=== Section Start ===
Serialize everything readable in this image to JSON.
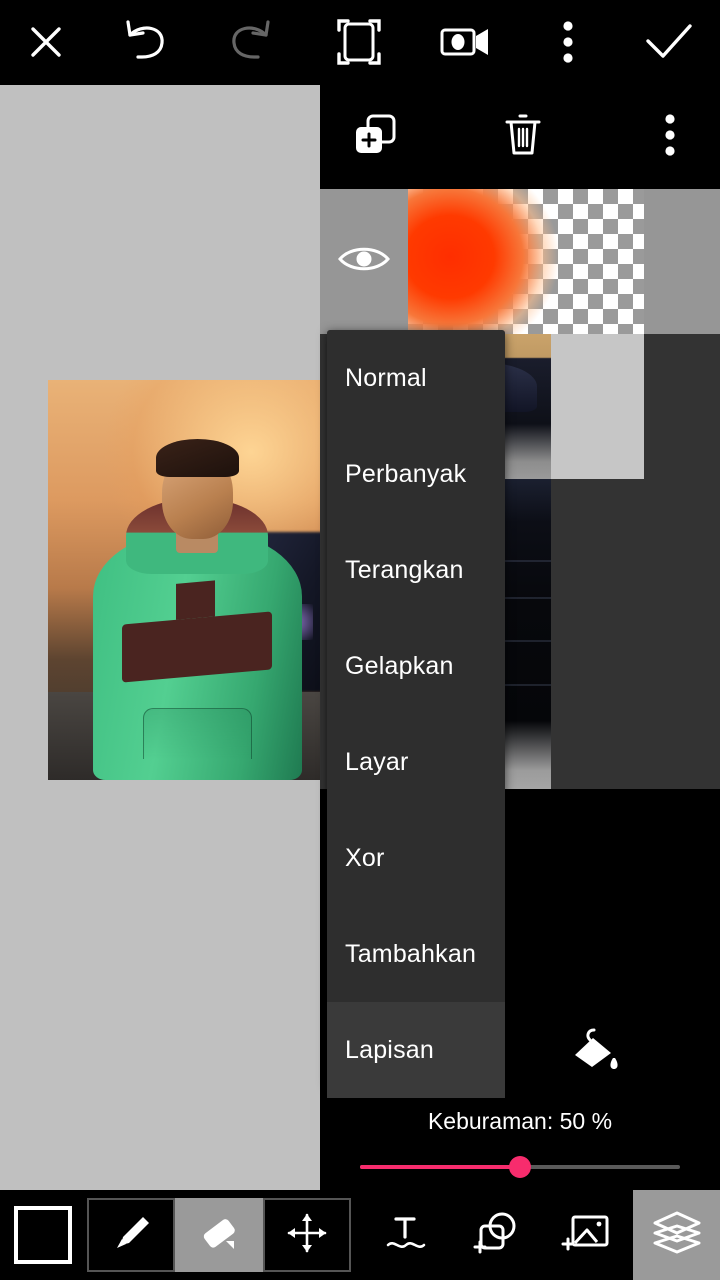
{
  "app": {
    "title": "Photo Editor",
    "accent_pink": "#f72c6d",
    "panel_dark": "#2e2e2e",
    "canvas_bg": "#c0c0c0"
  },
  "topbar": {
    "items": [
      {
        "name": "close-icon",
        "label": "Close"
      },
      {
        "name": "undo-icon",
        "label": "Undo"
      },
      {
        "name": "redo-icon",
        "label": "Redo"
      },
      {
        "name": "crop-icon",
        "label": "Crop"
      },
      {
        "name": "camera-icon",
        "label": "Camera"
      },
      {
        "name": "overflow-menu-icon",
        "label": "More options"
      },
      {
        "name": "confirm-check-icon",
        "label": "Apply"
      }
    ]
  },
  "layer_toolbar": {
    "items": [
      {
        "name": "add-layer-icon",
        "label": "Add layer"
      },
      {
        "name": "delete-layer-icon",
        "label": "Delete layer"
      },
      {
        "name": "layer-overflow-menu-icon",
        "label": "Layer options"
      }
    ]
  },
  "layers": {
    "rows": [
      {
        "name": "layer-row-gradient",
        "visible": true,
        "selected": true,
        "thumb": "orange-gradient-transparent"
      },
      {
        "name": "layer-row-car-portrait",
        "visible": true,
        "selected": false,
        "thumb": "man-and-blue-car"
      },
      {
        "name": "layer-row-dark-car",
        "visible": true,
        "selected": false,
        "thumb": "dark-car-closeup"
      }
    ],
    "eye_icon": "visibility-eye-icon"
  },
  "blend_menu": {
    "open": true,
    "selected": "Lapisan",
    "options": [
      "Normal",
      "Perbanyak",
      "Terangkan",
      "Gelapkan",
      "Layar",
      "Xor",
      "Tambahkan",
      "Lapisan"
    ]
  },
  "opacity": {
    "fill_icon": "paint-bucket-icon",
    "label": "Keburaman:  50 %",
    "value": 50,
    "min": 0,
    "max": 100
  },
  "bottombar": {
    "color_swatch": {
      "name": "color-swatch",
      "color": "#000000"
    },
    "tools": [
      {
        "name": "brush-tool",
        "label": "Brush",
        "active": false
      },
      {
        "name": "eraser-tool",
        "label": "Eraser",
        "active": true
      },
      {
        "name": "move-tool",
        "label": "Move",
        "active": false
      }
    ],
    "actions": [
      {
        "name": "text-tool",
        "label": "Text"
      },
      {
        "name": "add-shape-tool",
        "label": "Add shape"
      },
      {
        "name": "add-image-tool",
        "label": "Add image"
      }
    ],
    "layers_button": {
      "name": "layers-button",
      "label": "Layers",
      "active": true
    }
  }
}
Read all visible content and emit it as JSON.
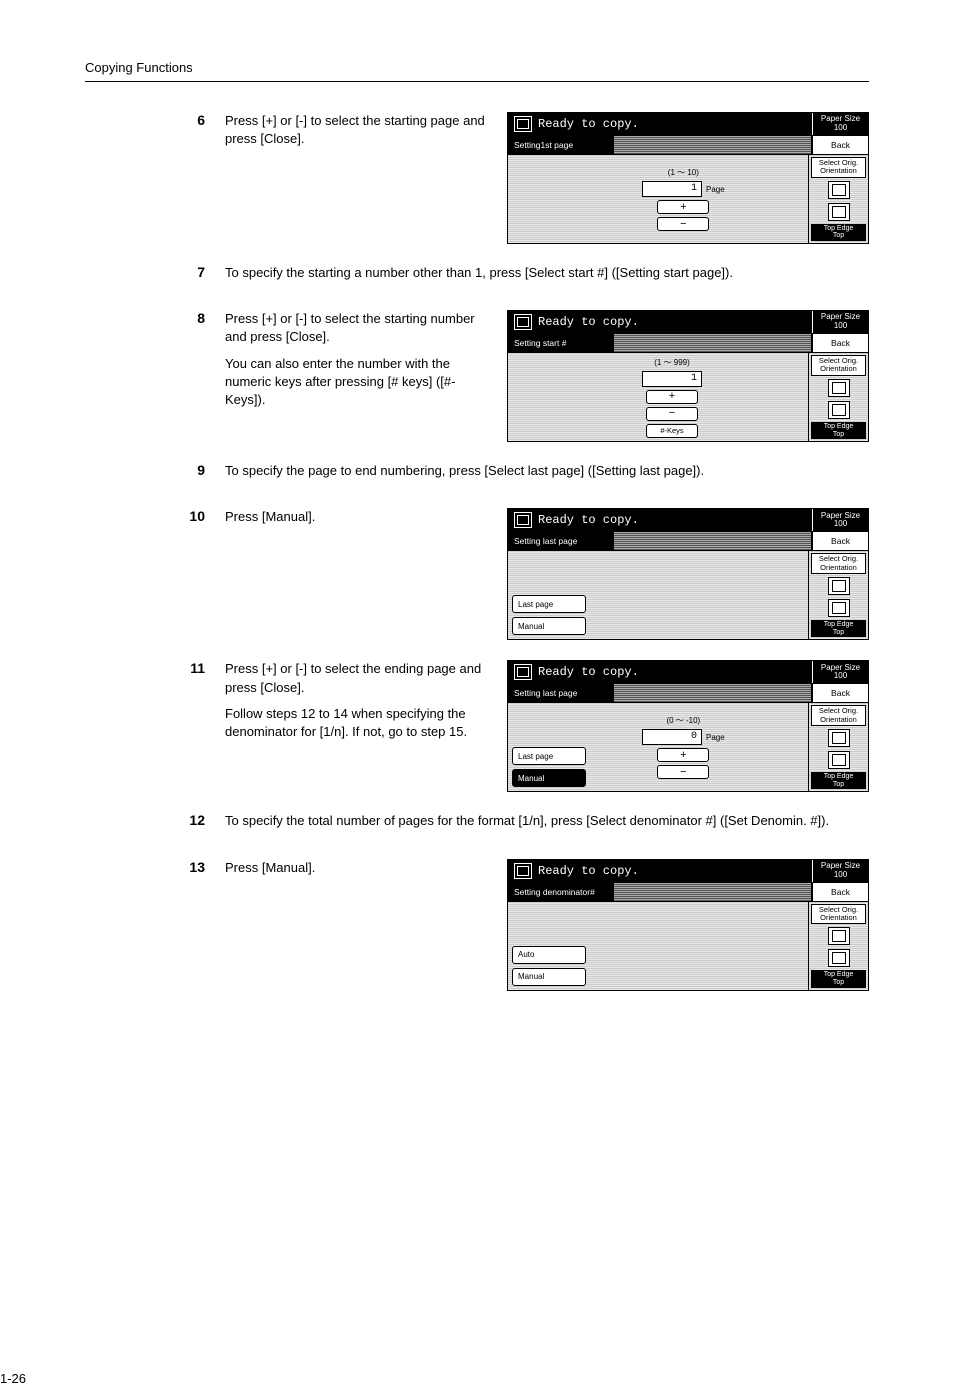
{
  "header": "Copying Functions",
  "page_number": "1-26",
  "common_panel": {
    "ready": "Ready to copy.",
    "paper_size": "Paper Size",
    "paper_ratio": "100",
    "back": "Back",
    "select_orig": "Select Orig.\nOrientation",
    "top_edge": "Top Edge\nTop"
  },
  "steps": [
    {
      "num": "6",
      "text": [
        "Press [+] or [-] to select the starting page and press [Close]."
      ],
      "panel": {
        "strip_label": "Setting1st page",
        "range": "(1 ～ 10)",
        "value": "1",
        "unit": "Page",
        "show_pm": true
      }
    },
    {
      "num": "7",
      "text": [
        "To specify the starting a number other than 1, press [Select start #] ([Setting start page])."
      ]
    },
    {
      "num": "8",
      "text": [
        "Press [+] or [-] to select the starting number and press [Close].",
        "You can also enter the number with the numeric keys after pressing [# keys] ([#-Keys])."
      ],
      "panel": {
        "strip_label": "Setting start #",
        "range": "(1 ～ 999)",
        "value": "1",
        "show_pm": true,
        "show_hash": true
      }
    },
    {
      "num": "9",
      "text": [
        "To specify the page to end numbering, press [Select last page] ([Setting last page])."
      ]
    },
    {
      "num": "10",
      "text": [
        "Press [Manual]."
      ],
      "panel": {
        "strip_label": "Setting last page",
        "left_buttons": [
          {
            "label": "Last page",
            "active": false
          },
          {
            "label": "Manual",
            "active": false
          }
        ]
      }
    },
    {
      "num": "11",
      "text": [
        "Press [+] or [-] to select the ending page and press [Close].",
        "Follow steps 12 to 14 when specifying the denominator for [1/n]. If not, go to step 15."
      ],
      "panel": {
        "strip_label": "Setting last page",
        "range": "(0 ～ -10)",
        "value": "0",
        "unit": "Page",
        "show_pm": true,
        "left_buttons": [
          {
            "label": "Last page",
            "active": false
          },
          {
            "label": "Manual",
            "active": true
          }
        ]
      }
    },
    {
      "num": "12",
      "text": [
        "To specify the total number of pages for the format [1/n], press [Select denominator #] ([Set Denomin. #])."
      ]
    },
    {
      "num": "13",
      "text": [
        "Press [Manual]."
      ],
      "panel": {
        "strip_label": "Setting denominator#",
        "left_buttons": [
          {
            "label": "Auto",
            "active": false
          },
          {
            "label": "Manual",
            "active": false
          }
        ]
      }
    }
  ]
}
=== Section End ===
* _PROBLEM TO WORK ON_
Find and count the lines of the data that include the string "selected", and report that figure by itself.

* _OUTPUT BELOW_
4